### TASK TO COMPLETE:
The full data, repeated exactly, is the only answer needed.

### PROVIDED INFORMATION:
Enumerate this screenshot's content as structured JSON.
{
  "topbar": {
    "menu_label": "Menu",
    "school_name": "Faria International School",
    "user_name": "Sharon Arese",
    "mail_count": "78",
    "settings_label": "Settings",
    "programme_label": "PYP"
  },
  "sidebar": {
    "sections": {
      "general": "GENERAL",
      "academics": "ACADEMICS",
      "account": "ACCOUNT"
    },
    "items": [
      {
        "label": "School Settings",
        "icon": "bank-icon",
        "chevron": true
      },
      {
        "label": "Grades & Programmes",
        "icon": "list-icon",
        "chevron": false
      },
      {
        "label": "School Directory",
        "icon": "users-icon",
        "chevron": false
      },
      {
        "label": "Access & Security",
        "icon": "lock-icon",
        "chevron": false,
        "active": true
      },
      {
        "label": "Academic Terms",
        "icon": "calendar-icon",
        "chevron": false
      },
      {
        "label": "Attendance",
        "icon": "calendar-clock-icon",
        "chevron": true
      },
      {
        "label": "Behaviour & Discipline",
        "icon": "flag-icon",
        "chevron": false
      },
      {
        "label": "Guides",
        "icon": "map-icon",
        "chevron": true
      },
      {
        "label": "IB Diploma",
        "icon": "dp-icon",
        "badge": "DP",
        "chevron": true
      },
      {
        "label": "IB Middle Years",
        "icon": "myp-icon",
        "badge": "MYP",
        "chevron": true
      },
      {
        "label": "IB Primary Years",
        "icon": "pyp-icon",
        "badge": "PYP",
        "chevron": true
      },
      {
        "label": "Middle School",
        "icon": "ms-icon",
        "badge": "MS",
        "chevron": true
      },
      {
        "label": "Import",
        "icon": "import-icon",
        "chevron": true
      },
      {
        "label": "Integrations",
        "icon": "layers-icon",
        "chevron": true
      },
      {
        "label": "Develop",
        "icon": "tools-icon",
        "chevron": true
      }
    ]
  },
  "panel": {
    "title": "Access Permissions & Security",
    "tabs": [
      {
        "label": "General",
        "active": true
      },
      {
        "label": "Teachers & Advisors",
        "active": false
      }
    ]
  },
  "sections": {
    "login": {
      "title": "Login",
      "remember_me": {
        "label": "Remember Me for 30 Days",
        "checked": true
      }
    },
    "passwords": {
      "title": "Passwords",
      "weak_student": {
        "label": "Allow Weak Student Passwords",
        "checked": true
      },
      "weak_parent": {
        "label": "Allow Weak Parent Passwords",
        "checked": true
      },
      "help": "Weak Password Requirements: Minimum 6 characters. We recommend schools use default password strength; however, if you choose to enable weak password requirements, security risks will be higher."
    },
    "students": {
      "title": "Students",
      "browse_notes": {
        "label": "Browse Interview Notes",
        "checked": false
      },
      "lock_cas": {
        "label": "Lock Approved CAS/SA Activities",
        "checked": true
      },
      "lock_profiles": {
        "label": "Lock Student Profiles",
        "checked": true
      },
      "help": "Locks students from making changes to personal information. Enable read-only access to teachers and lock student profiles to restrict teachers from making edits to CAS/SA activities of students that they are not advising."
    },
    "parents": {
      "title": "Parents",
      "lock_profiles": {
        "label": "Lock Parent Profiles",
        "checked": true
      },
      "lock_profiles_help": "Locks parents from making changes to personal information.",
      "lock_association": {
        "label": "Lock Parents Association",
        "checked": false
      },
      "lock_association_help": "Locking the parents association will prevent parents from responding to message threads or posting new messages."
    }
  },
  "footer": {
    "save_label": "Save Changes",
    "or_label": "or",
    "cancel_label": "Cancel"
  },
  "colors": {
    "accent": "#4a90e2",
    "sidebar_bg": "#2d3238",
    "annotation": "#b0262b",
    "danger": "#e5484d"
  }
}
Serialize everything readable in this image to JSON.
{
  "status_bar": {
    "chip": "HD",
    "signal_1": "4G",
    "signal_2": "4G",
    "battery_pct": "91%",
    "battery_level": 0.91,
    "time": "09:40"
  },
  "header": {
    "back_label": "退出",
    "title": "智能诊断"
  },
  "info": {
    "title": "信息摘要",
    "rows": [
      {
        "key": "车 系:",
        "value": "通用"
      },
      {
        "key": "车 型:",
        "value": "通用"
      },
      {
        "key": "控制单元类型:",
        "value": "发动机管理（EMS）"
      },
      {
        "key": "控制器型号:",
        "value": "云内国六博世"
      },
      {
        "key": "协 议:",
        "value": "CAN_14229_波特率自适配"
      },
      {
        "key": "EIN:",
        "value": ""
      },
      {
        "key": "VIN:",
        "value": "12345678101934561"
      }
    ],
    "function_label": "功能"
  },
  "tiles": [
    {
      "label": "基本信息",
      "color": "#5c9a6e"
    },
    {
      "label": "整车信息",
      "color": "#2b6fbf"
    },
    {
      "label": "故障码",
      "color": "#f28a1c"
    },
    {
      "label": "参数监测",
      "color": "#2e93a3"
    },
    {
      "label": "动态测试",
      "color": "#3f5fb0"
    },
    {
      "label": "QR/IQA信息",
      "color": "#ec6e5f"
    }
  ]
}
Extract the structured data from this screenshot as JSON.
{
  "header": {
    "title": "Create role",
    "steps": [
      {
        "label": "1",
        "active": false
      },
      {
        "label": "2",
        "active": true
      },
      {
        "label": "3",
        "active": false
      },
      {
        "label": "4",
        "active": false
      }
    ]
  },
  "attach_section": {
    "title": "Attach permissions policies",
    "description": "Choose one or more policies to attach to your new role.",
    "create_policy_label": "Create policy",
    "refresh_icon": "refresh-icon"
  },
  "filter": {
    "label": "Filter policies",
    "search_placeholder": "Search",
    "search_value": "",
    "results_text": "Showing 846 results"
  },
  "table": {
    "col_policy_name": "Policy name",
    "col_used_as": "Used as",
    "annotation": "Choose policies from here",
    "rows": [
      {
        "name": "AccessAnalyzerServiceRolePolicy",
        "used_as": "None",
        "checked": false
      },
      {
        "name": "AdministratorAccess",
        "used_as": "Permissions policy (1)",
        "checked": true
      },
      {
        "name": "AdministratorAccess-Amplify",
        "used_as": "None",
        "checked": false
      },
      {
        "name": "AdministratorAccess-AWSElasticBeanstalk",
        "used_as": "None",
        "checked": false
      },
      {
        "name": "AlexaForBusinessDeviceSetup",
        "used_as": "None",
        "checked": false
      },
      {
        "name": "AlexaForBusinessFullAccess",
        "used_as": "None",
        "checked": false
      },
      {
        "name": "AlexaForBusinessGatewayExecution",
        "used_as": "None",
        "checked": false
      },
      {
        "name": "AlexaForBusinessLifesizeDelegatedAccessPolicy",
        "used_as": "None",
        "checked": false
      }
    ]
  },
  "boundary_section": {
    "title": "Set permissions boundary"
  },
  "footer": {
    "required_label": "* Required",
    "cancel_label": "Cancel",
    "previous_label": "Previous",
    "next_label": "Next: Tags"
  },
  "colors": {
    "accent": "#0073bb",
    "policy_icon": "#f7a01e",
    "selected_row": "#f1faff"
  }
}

### EXERCISE RESPONSE:
Enumerate this screenshot's content as structured JSON.
{
  "topbar": {
    "menu_label": "Menu",
    "school_name": "Faria International School",
    "user_name": "Sharon Arese",
    "mail_count": "78",
    "settings_label": "Settings",
    "programme_label": "PYP"
  },
  "sidebar": {
    "sections": {
      "general": "GENERAL",
      "academics": "ACADEMICS",
      "account": "ACCOUNT"
    },
    "items": [
      {
        "label": "School Settings",
        "icon": "bank-icon",
        "chevron": true
      },
      {
        "label": "Grades & Programmes",
        "icon": "list-icon",
        "chevron": false
      },
      {
        "label": "School Directory",
        "icon": "users-icon",
        "chevron": false
      },
      {
        "label": "Access & Security",
        "icon": "lock-icon",
        "chevron": false,
        "active": true
      },
      {
        "label": "Academic Terms",
        "icon": "calendar-icon",
        "chevron": false
      },
      {
        "label": "Attendance",
        "icon": "calendar-clock-icon",
        "chevron": true
      },
      {
        "label": "Behaviour & Discipline",
        "icon": "flag-icon",
        "chevron": false
      },
      {
        "label": "Guides",
        "icon": "map-icon",
        "chevron": true
      },
      {
        "label": "IB Diploma",
        "icon": "dp-icon",
        "badge": "DP",
        "chevron": true
      },
      {
        "label": "IB Middle Years",
        "icon": "myp-icon",
        "badge": "MYP",
        "chevron": true
      },
      {
        "label": "IB Primary Years",
        "icon": "pyp-icon",
        "badge": "PYP",
        "chevron": true
      },
      {
        "label": "Middle School",
        "icon": "ms-icon",
        "badge": "MS",
        "chevron": true
      },
      {
        "label": "Import",
        "icon": "import-icon",
        "chevron": true
      },
      {
        "label": "Integrations",
        "icon": "layers-icon",
        "chevron": true
      },
      {
        "label": "Develop",
        "icon": "tools-icon",
        "chevron": true
      }
    ]
  },
  "panel": {
    "title": "Access Permissions & Security",
    "tabs": [
      {
        "label": "General",
        "active": true
      },
      {
        "label": "Teachers & Advisors",
        "active": false
      }
    ]
  },
  "sections": {
    "login": {
      "title": "Login",
      "remember_me": {
        "label": "Remember Me for 30 Days",
        "checked": true
      }
    },
    "passwords": {
      "title": "Passwords",
      "weak_student": {
        "label": "Allow Weak Student Passwords",
        "checked": true
      },
      "weak_parent": {
        "label": "Allow Weak Parent Passwords",
        "checked": true
      },
      "help": "Weak Password Requirements: Minimum 6 characters. We recommend schools use default password strength; however, if you choose to enable weak password requirements, security risks will be higher."
    },
    "students": {
      "title": "Students",
      "browse_notes": {
        "label": "Browse Interview Notes",
        "checked": false
      },
      "lock_cas": {
        "label": "Lock Approved CAS/SA Activities",
        "checked": true
      },
      "lock_profiles": {
        "label": "Lock Student Profiles",
        "checked": true
      },
      "help": "Locks students from making changes to personal information. Enable read-only access to teachers and lock student profiles to restrict teachers from making edits to CAS/SA activities of students that they are not advising."
    },
    "parents": {
      "title": "Parents",
      "lock_profiles": {
        "label": "Lock Parent Profiles",
        "checked": true
      },
      "lock_profiles_help": "Locks parents from making changes to personal information.",
      "lock_association": {
        "label": "Lock Parents Association",
        "checked": false
      },
      "lock_association_help": "Locking the parents association will prevent parents from responding to message threads or posting new messages."
    }
  },
  "footer": {
    "save_label": "Save Changes",
    "or_label": "or",
    "cancel_label": "Cancel"
  },
  "colors": {
    "accent": "#4a90e2",
    "sidebar_bg": "#2d3238",
    "annotation": "#b0262b",
    "danger": "#e5484d"
  }
}
Serialize everything readable in this image to JSON.
{
  "status_bar": {
    "chip": "HD",
    "signal_1": "4G",
    "signal_2": "4G",
    "battery_pct": "91%",
    "battery_level": 0.91,
    "time": "09:40"
  },
  "header": {
    "back_label": "退出",
    "title": "智能诊断"
  },
  "info": {
    "title": "信息摘要",
    "rows": [
      {
        "key": "车 系:",
        "value": "通用"
      },
      {
        "key": "车 型:",
        "value": "通用"
      },
      {
        "key": "控制单元类型:",
        "value": "发动机管理（EMS）"
      },
      {
        "key": "控制器型号:",
        "value": "云内国六博世"
      },
      {
        "key": "协 议:",
        "value": "CAN_14229_波特率自适配"
      },
      {
        "key": "EIN:",
        "value": ""
      },
      {
        "key": "VIN:",
        "value": "12345678101934561"
      }
    ],
    "function_label": "功能"
  },
  "tiles": [
    {
      "label": "基本信息",
      "color": "#5c9a6e"
    },
    {
      "label": "整车信息",
      "color": "#2b6fbf"
    },
    {
      "label": "故障码",
      "color": "#f28a1c"
    },
    {
      "label": "参数监测",
      "color": "#2e93a3"
    },
    {
      "label": "动态测试",
      "color": "#3f5fb0"
    },
    {
      "label": "QR/IQA信息",
      "color": "#ec6e5f"
    }
  ]
}
Extract the structured data from this screenshot as JSON.
{
  "header": {
    "title": "Create role",
    "steps": [
      {
        "label": "1",
        "active": false
      },
      {
        "label": "2",
        "active": true
      },
      {
        "label": "3",
        "active": false
      },
      {
        "label": "4",
        "active": false
      }
    ]
  },
  "attach_section": {
    "title": "Attach permissions policies",
    "description": "Choose one or more policies to attach to your new role.",
    "create_policy_label": "Create policy",
    "refresh_icon": "refresh-icon"
  },
  "filter": {
    "label": "Filter policies",
    "search_placeholder": "Search",
    "search_value": "",
    "results_text": "Showing 846 results"
  },
  "table": {
    "col_policy_name": "Policy name",
    "col_used_as": "Used as",
    "annotation": "Choose policies from here",
    "rows": [
      {
        "name": "AccessAnalyzerServiceRolePolicy",
        "used_as": "None",
        "checked": false
      },
      {
        "name": "AdministratorAccess",
        "used_as": "Permissions policy (1)",
        "checked": true
      },
      {
        "name": "AdministratorAccess-Amplify",
        "used_as": "None",
        "checked": false
      },
      {
        "name": "AdministratorAccess-AWSElasticBeanstalk",
        "used_as": "None",
        "checked": false
      },
      {
        "name": "AlexaForBusinessDeviceSetup",
        "used_as": "None",
        "checked": false
      },
      {
        "name": "AlexaForBusinessFullAccess",
        "used_as": "None",
        "checked": false
      },
      {
        "name": "AlexaForBusinessGatewayExecution",
        "used_as": "None",
        "checked": false
      },
      {
        "name": "AlexaForBusinessLifesizeDelegatedAccessPolicy",
        "used_as": "None",
        "checked": false
      }
    ]
  },
  "boundary_section": {
    "title": "Set permissions boundary"
  },
  "footer": {
    "required_label": "* Required",
    "cancel_label": "Cancel",
    "previous_label": "Previous",
    "next_label": "Next: Tags"
  },
  "colors": {
    "accent": "#0073bb",
    "policy_icon": "#f7a01e",
    "selected_row": "#f1faff"
  }
}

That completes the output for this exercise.